For one thing, the women have provided badly needed reinforcement for the slightly unstylish notion of teamwork. By example, they have shown that reaching the goal is more important than receiving the credit. Also, the team may have provided a new, alternative model for athletes of both sexes. It’s permissible to compete at the highest level and yet maintain a fulfilling life away from sportas do the team’s “soccer moms” who have children at home to raise, and the others who took breaks from training to be with their families. Most of all, this team provided world-class role models for girls (and parents of girls) all over America. Here are the messages they sent: Work hard, play hard, and you can be a national hero. Not just a player who is cheered as the B side to men’s teams. Not just a hero to women, like Billie Jean King. A hero.
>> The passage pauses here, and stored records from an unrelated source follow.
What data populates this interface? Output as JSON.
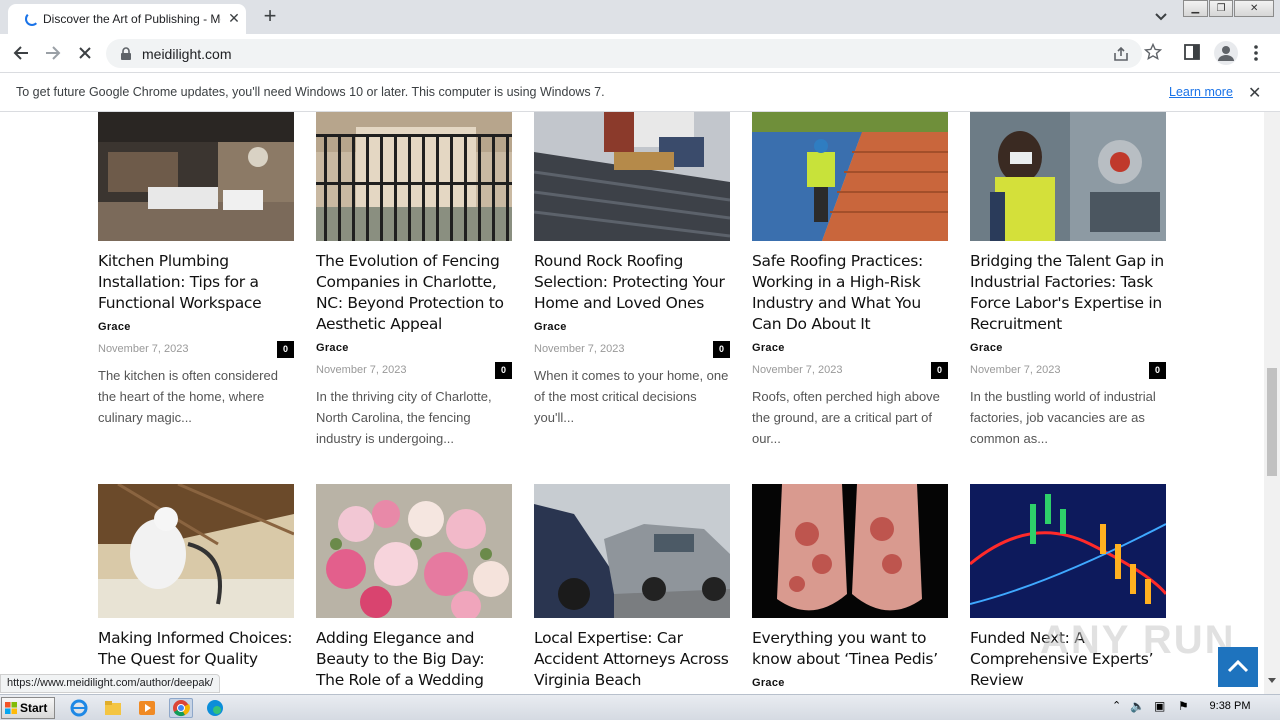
{
  "browser": {
    "tab_title": "Discover the Art of Publishing - Meidilight",
    "url": "meidilight.com",
    "infobar_message": "To get future Google Chrome updates, you'll need Windows 10 or later. This computer is using Windows 7.",
    "infobar_link": "Learn more",
    "status_url": "https://www.meidilight.com/author/deepak/"
  },
  "row1": [
    {
      "title": "Kitchen Plumbing Installation: Tips for a Functional Workspace",
      "author": "Grace",
      "date": "November 7, 2023",
      "comments": "0",
      "excerpt": "The kitchen is often considered the heart of the home, where culinary magic..."
    },
    {
      "title": "The Evolution of Fencing Companies in Charlotte, NC: Beyond Protection to Aesthetic Appeal",
      "author": "Grace",
      "date": "November 7, 2023",
      "comments": "0",
      "excerpt": "In the thriving city of Charlotte, North Carolina, the fencing industry is undergoing..."
    },
    {
      "title": "Round Rock Roofing Selection: Protecting Your Home and Loved Ones",
      "author": "Grace",
      "date": "November 7, 2023",
      "comments": "0",
      "excerpt": "When it comes to your home, one of the most critical decisions you'll..."
    },
    {
      "title": "Safe Roofing Practices: Working in a High-Risk Industry and What You Can Do About It",
      "author": "Grace",
      "date": "November 7, 2023",
      "comments": "0",
      "excerpt": "Roofs, often perched high above the ground, are a critical part of our..."
    },
    {
      "title": "Bridging the Talent Gap in Industrial Factories: Task Force Labor's Expertise in Recruitment",
      "author": "Grace",
      "date": "November 7, 2023",
      "comments": "0",
      "excerpt": "In the bustling world of industrial factories, job vacancies are as common as..."
    }
  ],
  "row2": [
    {
      "title": "Making Informed Choices: The Quest for Quality"
    },
    {
      "title": "Adding Elegance and Beauty to the Big Day: The Role of a Wedding Florist"
    },
    {
      "title": "Local Expertise: Car Accident Attorneys Across Virginia Beach"
    },
    {
      "title": "Everything you want to know about ‘Tinea Pedis’",
      "author": "Grace"
    },
    {
      "title": "Funded Next: A Comprehensive Experts’ Review"
    }
  ],
  "watermark": "ANY RUN",
  "taskbar": {
    "start_label": "Start",
    "clock": "9:38 PM"
  },
  "icons": [
    "spinner-icon",
    "close-icon",
    "plus-icon",
    "back-icon",
    "forward-icon",
    "stop-icon",
    "lock-icon",
    "share-icon",
    "star-icon",
    "sidepanel-icon",
    "profile-icon",
    "menu-icon",
    "chevron-up-icon"
  ]
}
It’s OK to be a hard-nosed competitor. No American player exemplified that spirit more than the team’s old veteran, Michelle Akers, who at times seemed to carry the squad through sheer force of will. To the girls (and boys) who saw her play, Akers did not appear, to use the least offensive term, butch. Instead, she came across as the player you would want most on your own team.
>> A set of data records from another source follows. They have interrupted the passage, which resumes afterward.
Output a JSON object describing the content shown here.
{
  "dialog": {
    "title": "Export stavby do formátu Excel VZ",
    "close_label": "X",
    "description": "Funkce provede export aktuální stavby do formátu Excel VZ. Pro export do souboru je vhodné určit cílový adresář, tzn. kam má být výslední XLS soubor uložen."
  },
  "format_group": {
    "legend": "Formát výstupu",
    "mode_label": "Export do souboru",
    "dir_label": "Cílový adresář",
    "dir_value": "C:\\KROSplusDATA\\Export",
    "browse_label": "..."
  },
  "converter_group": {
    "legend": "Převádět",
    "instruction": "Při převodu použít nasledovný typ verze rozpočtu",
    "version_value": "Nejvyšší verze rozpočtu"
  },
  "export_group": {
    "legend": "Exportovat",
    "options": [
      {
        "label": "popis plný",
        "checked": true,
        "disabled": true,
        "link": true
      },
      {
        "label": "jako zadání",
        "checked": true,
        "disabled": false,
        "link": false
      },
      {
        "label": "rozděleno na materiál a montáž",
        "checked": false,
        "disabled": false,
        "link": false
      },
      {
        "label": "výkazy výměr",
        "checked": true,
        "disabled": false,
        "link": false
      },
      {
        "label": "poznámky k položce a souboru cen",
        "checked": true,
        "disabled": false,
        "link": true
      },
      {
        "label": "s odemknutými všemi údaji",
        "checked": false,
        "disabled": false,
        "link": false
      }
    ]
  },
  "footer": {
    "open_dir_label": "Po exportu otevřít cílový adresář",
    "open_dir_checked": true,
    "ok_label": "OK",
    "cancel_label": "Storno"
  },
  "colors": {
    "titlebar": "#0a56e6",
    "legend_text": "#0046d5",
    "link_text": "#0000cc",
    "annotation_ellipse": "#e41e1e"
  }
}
It’s possible to be a soccer star, a soccer mom, and a soccer mama. To the players, it didn’t seem to matter that some men (including David Letterman) appeared as much drawn by their physical beauty as by their physical abilities on the field. When Chastain stripped off her jersey after scoring the winning goal, she not only was following a male soccer tradition; symbolically, she also stripped away the tired old myth that women cannot be athletes without suppressing their femininity.
Now, more than ever, girls will be emboldened to claim for themselves the benefits of team sports that have long helped boys gain confidence and become leaders. It was a sentiment expressed by numberless commentators over the weekend, but never more eloquently than by one young girl caught up in the exhilaration of Saturday afternoon: “I’m so excited, I just want to go out and play.”
In a sports column in the July 1 issue of the Scene, we referred to Tommy Burnett as a former state senator, when in fact he is a former state representative.
We regret the error.